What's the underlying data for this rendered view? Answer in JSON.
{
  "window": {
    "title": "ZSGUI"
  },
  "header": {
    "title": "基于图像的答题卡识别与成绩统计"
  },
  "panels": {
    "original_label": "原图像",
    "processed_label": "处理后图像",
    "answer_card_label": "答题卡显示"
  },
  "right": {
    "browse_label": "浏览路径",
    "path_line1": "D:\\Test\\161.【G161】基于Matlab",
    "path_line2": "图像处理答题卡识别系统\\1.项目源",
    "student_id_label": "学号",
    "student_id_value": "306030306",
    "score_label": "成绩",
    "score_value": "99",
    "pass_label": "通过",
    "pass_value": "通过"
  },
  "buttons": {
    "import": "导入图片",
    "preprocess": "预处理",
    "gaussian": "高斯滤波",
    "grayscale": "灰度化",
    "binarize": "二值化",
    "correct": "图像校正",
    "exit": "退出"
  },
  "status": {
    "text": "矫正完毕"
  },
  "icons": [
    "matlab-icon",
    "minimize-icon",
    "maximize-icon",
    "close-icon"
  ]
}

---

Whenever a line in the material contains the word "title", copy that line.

    "title": "ZSGUI"
    "title": "基于图像的答题卡识别与成绩统计"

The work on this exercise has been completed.